|Baby JJ and Callie|
|Ottie with Ember and company.|
After JJ died, it was comforting to spend time with the little creatures she was so fond of. I noticed JJ’s sister Ottie wanting to spend much more time with them as well. She was their grandmother and often would let them pretend nurse, as she expertly flipped them and cleaned them when needed. Her daughter Shylah was doing very well at mothering and didn’t really need help, but graciously allowed Ottie to have as much puppy time as she needed. It seemed to help keep us all distracted for the several weeks when JJ’s absence was felt so keenly at home. Videos and live streaming of the puppy antics also were good for so many of JJ’s followers during this time.
|Courtesy Albany Democrat-Herald|

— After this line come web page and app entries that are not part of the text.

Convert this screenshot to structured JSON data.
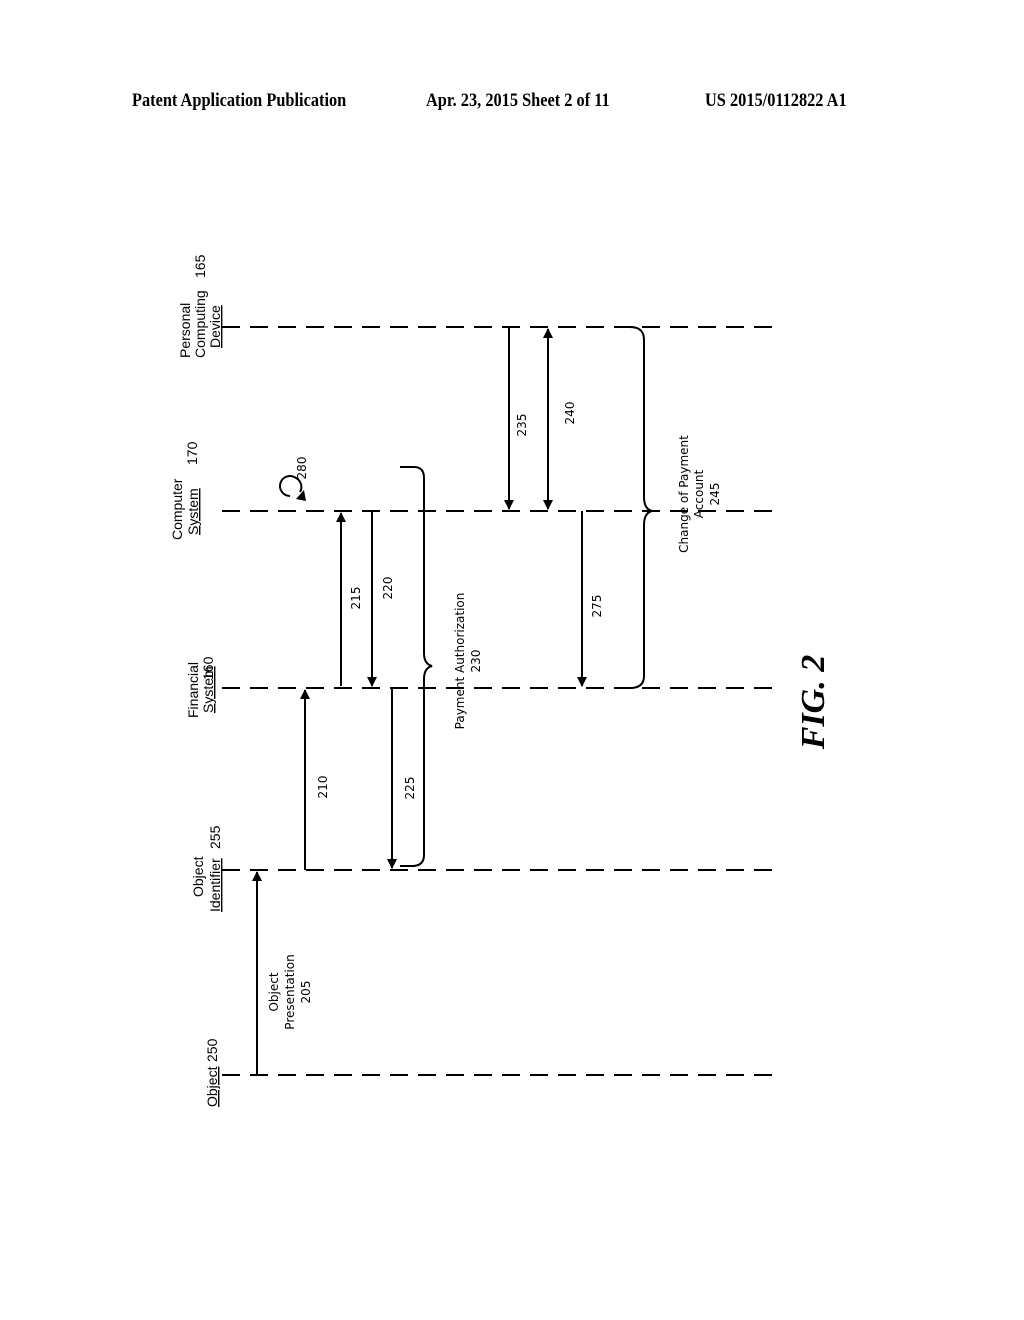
{
  "header": {
    "publication": "Patent Application Publication",
    "date_sheet": "Apr. 23, 2015  Sheet 2 of 11",
    "number": "US 2015/0112822 A1"
  },
  "figure": {
    "label": "FIG. 2",
    "lifelines": [
      {
        "id": "165",
        "line1": "Personal",
        "line2": "Computing",
        "line3": "Device",
        "ref": "165"
      },
      {
        "id": "170",
        "line1": "Computer",
        "line2": "System",
        "ref": "170"
      },
      {
        "id": "160",
        "line1": "Financial",
        "line2": "System",
        "ref": "160"
      },
      {
        "id": "255",
        "line1": "Object",
        "line2": "Identifier",
        "ref": "255"
      },
      {
        "id": "250",
        "line1": "Object",
        "ref": "250"
      }
    ],
    "messages": [
      {
        "ref": "205",
        "line1": "Object",
        "line2": "Presentation",
        "line3": "205"
      },
      {
        "ref": "210",
        "label": "210"
      },
      {
        "ref": "215",
        "label": "215"
      },
      {
        "ref": "220",
        "label": "220"
      },
      {
        "ref": "225",
        "label": "225"
      },
      {
        "ref": "235",
        "label": "235"
      },
      {
        "ref": "240",
        "label": "240"
      },
      {
        "ref": "275",
        "label": "275"
      },
      {
        "ref": "280",
        "label": "280"
      }
    ],
    "groups": [
      {
        "ref": "230",
        "line1": "Payment Authorization",
        "line2": "230"
      },
      {
        "ref": "245",
        "line1": "Change of Payment",
        "line2": "Account",
        "line3": "245"
      }
    ]
  }
}
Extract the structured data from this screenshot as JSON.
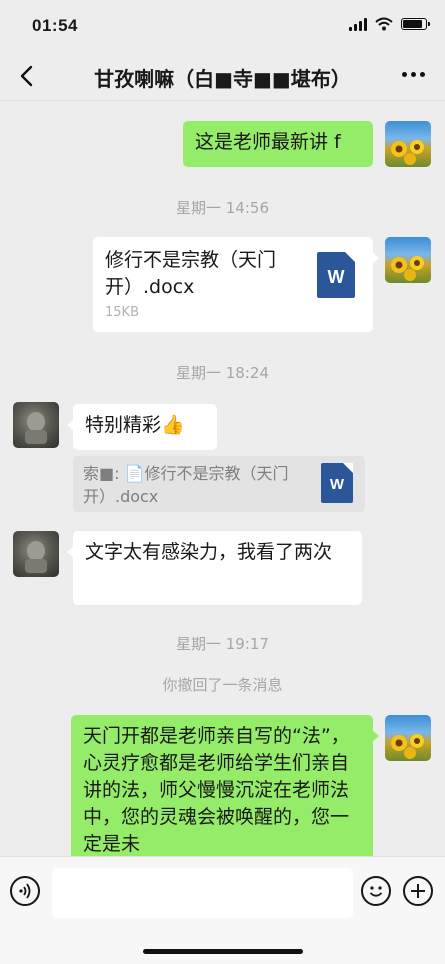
{
  "status_bar": {
    "time": "01:54",
    "battery_level": 0.85
  },
  "nav": {
    "title": "甘孜喇嘛（白■寺■■堪布）"
  },
  "messages": {
    "m1": {
      "text": "这是老师最新讲 f"
    },
    "t1": "星期一 14:56",
    "file1": {
      "name": "修行不是宗教（天门开）.docx",
      "size": "15KB",
      "icon": "W"
    },
    "t2": "星期一 18:24",
    "m2": {
      "text": "特别精彩👍"
    },
    "quote": {
      "text": "索■: 📄修行不是宗教（天门开）.docx",
      "icon": "W"
    },
    "m3": {
      "text": "文字太有感染力，我看了两次"
    },
    "t3": "星期一 19:17",
    "recall": "你撤回了一条消息",
    "m4": {
      "text": "天门开都是老师亲自写的“法”，心灵疗愈都是老师给学生们亲自讲的法，师父慢慢沉淀在老师法中，您的灵魂会被唤醒的，您一定是未"
    }
  },
  "input": {
    "placeholder": ""
  },
  "colors": {
    "sent_bubble": "#95ec69",
    "received_bubble": "#ffffff",
    "background": "#ededed",
    "word_blue": "#2b579a"
  }
}
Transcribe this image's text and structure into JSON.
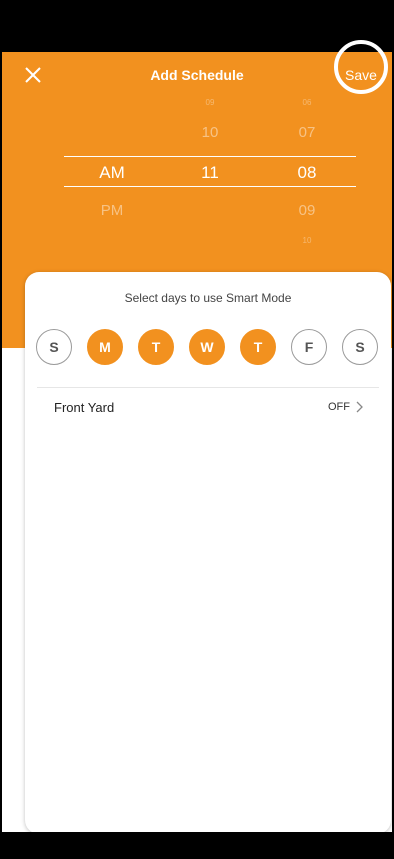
{
  "header": {
    "title": "Add Schedule",
    "save_label": "Save",
    "close_icon": "close-icon"
  },
  "time_picker": {
    "period": {
      "above": "",
      "selected": "AM",
      "below": "PM"
    },
    "hour": {
      "above2": "09",
      "above": "10",
      "selected": "11",
      "below": ""
    },
    "minute": {
      "above2": "06",
      "above": "07",
      "selected": "08",
      "below": "09",
      "below2": "10"
    }
  },
  "days": {
    "label": "Select days to use Smart Mode",
    "items": [
      {
        "label": "S",
        "selected": false
      },
      {
        "label": "M",
        "selected": true
      },
      {
        "label": "T",
        "selected": true
      },
      {
        "label": "W",
        "selected": true
      },
      {
        "label": "T",
        "selected": true
      },
      {
        "label": "F",
        "selected": false
      },
      {
        "label": "S",
        "selected": false
      }
    ]
  },
  "zones": [
    {
      "name": "Front Yard",
      "status": "OFF"
    }
  ],
  "colors": {
    "accent": "#f2911f",
    "background": "#ffffff"
  }
}
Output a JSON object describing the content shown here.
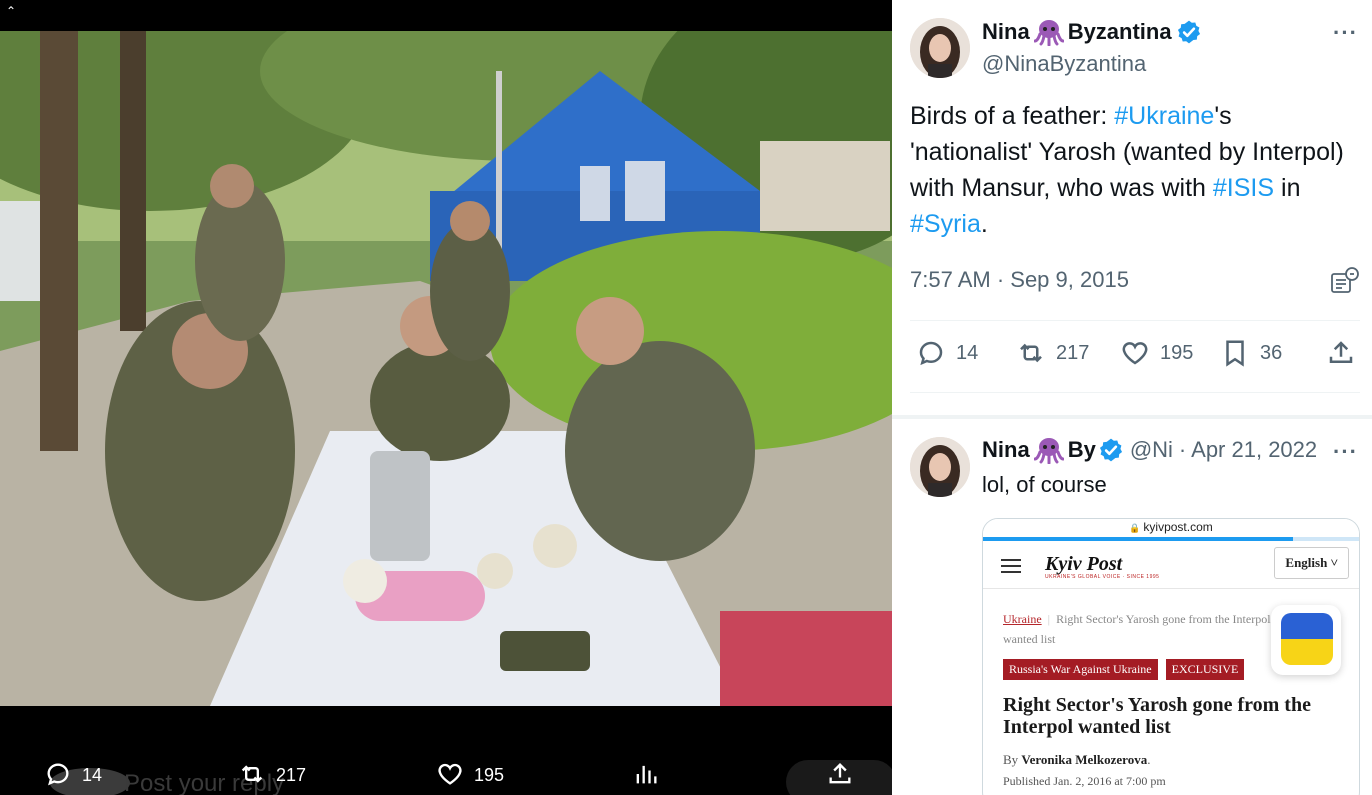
{
  "viewer": {
    "actions": {
      "replies": "14",
      "reposts": "217",
      "likes": "195"
    },
    "reply_placeholder": "Post your reply",
    "photo": {
      "subject": "Photo of armed men in camouflage seated at an outdoor table in front of a blue wooden building"
    }
  },
  "tweet": {
    "display_name_first": "Nina",
    "display_name_last": "Byzantina",
    "name_emoji_icon": "octopus-icon",
    "handle": "@NinaByzantina",
    "text_parts": {
      "p1": "Birds of a feather: ",
      "tag_ukraine": "#Ukraine",
      "p2": "'s 'nationalist' Yarosh (wanted by Interpol) with Mansur, who was with ",
      "tag_isis": "#ISIS",
      "p3": " in ",
      "tag_syria": "#Syria",
      "p4": "."
    },
    "timestamp": "7:57 AM · Sep 9, 2015",
    "stats": {
      "replies": "14",
      "reposts": "217",
      "likes": "195",
      "bookmarks": "36"
    }
  },
  "reply": {
    "name_first": "Nina",
    "name_trunc": "By",
    "handle_trunc": "@Ni",
    "date": "· Apr 21, 2022",
    "text": "lol, of course",
    "embed": {
      "url": "kyivpost.com",
      "logo": "Kyiv Post",
      "tagline": "UKRAINE'S GLOBAL VOICE · SINCE 1995",
      "language": "English",
      "crumb_section": "Ukraine",
      "crumb_title": "Right Sector's Yarosh gone from the Interpol wanted list",
      "badge_1": "Russia's War Against Ukraine",
      "badge_2": "EXCLUSIVE",
      "headline": "Right Sector's Yarosh gone from the Interpol wanted list",
      "by_label": "By",
      "author": "Veronika Melkozerova",
      "published": "Published Jan. 2, 2016 at 7:00 pm"
    }
  },
  "colors": {
    "accent": "#1d9bf0",
    "secondary_text": "#536471",
    "kyivpost_red": "#a41c24"
  }
}
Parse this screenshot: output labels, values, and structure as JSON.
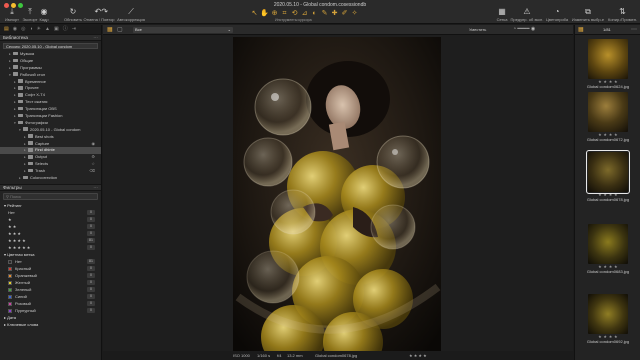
{
  "window": {
    "title": "2020.05.10 - Global condom.cosessiondb"
  },
  "toolbar": {
    "left": [
      {
        "label": "Импорт",
        "icon": "import-icon"
      },
      {
        "label": "Экспорт",
        "icon": "export-icon"
      },
      {
        "label": "Кадр",
        "icon": "camera-icon"
      },
      {
        "label": "Обновить",
        "icon": "refresh-icon"
      },
      {
        "label": "Отмена / Повтор",
        "icon": "undo-icon"
      },
      {
        "label": "Автокоррекция",
        "icon": "magic-wand-icon"
      }
    ],
    "cursor_tools_label": "Инструменты курсора",
    "right": [
      {
        "label": "Сетка",
        "icon": "grid-icon"
      },
      {
        "label": "Предупр. об эксп.",
        "icon": "exposure-warning-icon"
      },
      {
        "label": "Цветопроба",
        "icon": "proof-icon"
      },
      {
        "label": "Изменить выбр-е",
        "icon": "edit-selected-icon"
      },
      {
        "label": "Копир./Примен.",
        "icon": "copy-apply-icon"
      }
    ]
  },
  "left_panel": {
    "library_title": "Библиотека",
    "session_label": "Сессия: 2020.05.10 - Global condom",
    "tree": [
      {
        "label": "Музыка",
        "indent": 1
      },
      {
        "label": "Общие",
        "indent": 1
      },
      {
        "label": "Программы",
        "indent": 1
      },
      {
        "label": "Рабочий стол",
        "indent": 1,
        "open": true
      },
      {
        "label": "Временное",
        "indent": 2
      },
      {
        "label": "Прочее",
        "indent": 2
      },
      {
        "label": "Софт X-T4",
        "indent": 2
      },
      {
        "label": "Тест сжатия",
        "indent": 2
      },
      {
        "label": "Трансляции OBS",
        "indent": 2
      },
      {
        "label": "Трансляции Fashion",
        "indent": 2
      },
      {
        "label": "Фотографии",
        "indent": 2,
        "open": true
      },
      {
        "label": "2020.05.10 - Global condom",
        "indent": 3,
        "open": true
      },
      {
        "label": "Best shots",
        "indent": 4
      },
      {
        "label": "Capture",
        "indent": 4,
        "right_icon": "camera-icon"
      },
      {
        "label": "Find dhinte",
        "indent": 4,
        "selected": true
      },
      {
        "label": "Output",
        "indent": 4,
        "right_icon": "gear-icon"
      },
      {
        "label": "Selects",
        "indent": 4,
        "right_icon": "star-icon"
      },
      {
        "label": "Trash",
        "indent": 4,
        "right_icon": "trash-icon"
      },
      {
        "label": "Colorcorrection",
        "indent": 3
      }
    ],
    "filters_title": "Фильтры",
    "search_placeholder": "Поиск",
    "rating_title": "Рейтинг",
    "ratings": [
      {
        "label": "Нет",
        "count": "0"
      },
      {
        "label": "★",
        "count": "0"
      },
      {
        "label": "★ ★",
        "count": "0"
      },
      {
        "label": "★ ★ ★",
        "count": "0"
      },
      {
        "label": "★ ★ ★ ★",
        "count": "81"
      },
      {
        "label": "★ ★ ★ ★ ★",
        "count": "0"
      }
    ],
    "color_title": "Цветная метка",
    "color_labels": [
      {
        "label": "Нет",
        "count": "81",
        "color": "#2a2a2a"
      },
      {
        "label": "Красный",
        "count": "0",
        "color": "#d43a2f"
      },
      {
        "label": "Оранжевый",
        "count": "0",
        "color": "#e58a2a"
      },
      {
        "label": "Желтый",
        "count": "0",
        "color": "#e4cf2a"
      },
      {
        "label": "Зеленый",
        "count": "0",
        "color": "#3fae3a"
      },
      {
        "label": "Синий",
        "count": "0",
        "color": "#3a64d6"
      },
      {
        "label": "Розовый",
        "count": "0",
        "color": "#d23fa7"
      },
      {
        "label": "Пурпурный",
        "count": "0",
        "color": "#8a3fd0"
      }
    ],
    "date_title": "Дата",
    "keywords_title": "Ключевые слова"
  },
  "viewer": {
    "filter_select": "Все",
    "fit_label": "Уместить",
    "status": {
      "iso": "ISO 1000",
      "shutter": "1/160 s",
      "aperture": "f/4",
      "focal": "13.2 mm",
      "filename": "Global condom0678.jpg",
      "stars": "★ ★ ★ ★"
    }
  },
  "browser": {
    "count": "1/81",
    "thumbs": [
      {
        "name": "Global condom0624.jpg",
        "stars": "★ ★ ★ ★"
      },
      {
        "name": "Global condom0672.jpg",
        "stars": "★ ★ ★ ★"
      },
      {
        "name": "Global condom0678.jpg",
        "stars": "★ ★ ★ ★",
        "selected": true
      },
      {
        "name": "Global condom0683.jpg",
        "stars": "★ ★ ★ ★"
      },
      {
        "name": "Global condom0692.jpg",
        "stars": "★ ★ ★ ★"
      }
    ]
  },
  "colors": {
    "accent": "#e0a83c",
    "panel": "#232323",
    "header": "#2a2a2a"
  }
}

I am fortunate to be a part of our therapy dog organization, Project Canine. I am honored to carry their Puppy Partner credential, allowing me to visit with puppies under my care until they are five months old. Before I made the announcement of who would be staying, Ember and her litter mates visited the Hospice House a couple of times before going to their new homes. This is one of the highlights for our hospice staff and is planned well in advance, so anyone interested can schedule some puppy time into their work day. These visits are great for puppy socialization as well as wonderful for people who enjoy being around puppies.
Since JJ and I also did Animal Assisted Crisis Response, my goal is tohave another canine partner for this volunteer work. Crisis response dogs need to be steady, brave, and compassionate to their core while visiting with strangers in very unfamiliar places. We do our best to raise our puppies to be bold, confident, and engaging before they move on to their new homes. Ember loved to explore, and would eagerly engage with me, displaying a sassy spunk in almost everything she did. She also clearly loved meeting new people, especially children. Not only were our puppy visits making people happy, we were able to get early exposure to things like elevators, hospitals, and fire trucks. As she ages, we'll continue to find new things to explore and see, including JJ's great nemesis, the skateboard. Ember's siblings are all nice puppies, and we like to think JJ spread some of her magic to them all before she died.
Once Ember turned five months old, we needed to test for her individual puppy evaluation with Project Canine. Since I am one of the two instructor and examiners in Oregon, one of our board members traveled down to help test her. While I helped teach our four-hour class prior to evaluations, Ember handled the class like a rock star, relaxing either under my feet or in her crate. Some of the dogs had reactive barking to seeing people walk by the windows, while Ember would just raise her head as if saying “Why are you waking me?” She did have a couple of short episodes of whining when I left the room, but overall was a rock star. She handled her puppy evaluation well. In addition to having to do most of the elements of our adult therapy dog evaluation, we include several things specific to young puppies, such as mouthing, play drive, and how they respond to being held on their backs for a short time. Due to the timing, Ember took the older puppy exam and easily passed, something very few puppies under the age of one can do.
After this, we made the trek to the Samaritan Human Resources office where she had her photo taken for her work badge. It is always a highlight for staff to have one of the therapy dogs come in to get their photo taken. At five months, she started coming to work with me for half days, getting used to the environment and routine of the Hospice House. It felt good to have a dog back in the building, at least part time. One of the routines we all missed greatly was JJ's presence at our walkouts after someone had died. While she had taught herself to do this, we all thought it was a great idea that should carry on. It was on one of Ember's first work days when she was able to first participate. While she remained on leash, it was as if she knew exactly what she was doing.
By seven months, Ember had reached the size JJ was as an adult. As puppies approach their adult size, it's easy to forget they are still puppies. However, this is the time they start what we call the teenage months. They develop selective hearing, want to make their own decisions, and rebel against the rules. It became clear when it was time to change Ember's routine. It doesn't work to have a bored, energetic puppy when I am busy with work without enough time to spend with her. It's never a good idea to rush a young dog who already is loving the job. To do so can develop bad habits that are difficult to undo. Now, it's on to the next step. Volunteer visits, maintaining structure and impulse control, working on obedience and continued learning, and a lot of play. Let the teenage antics commence.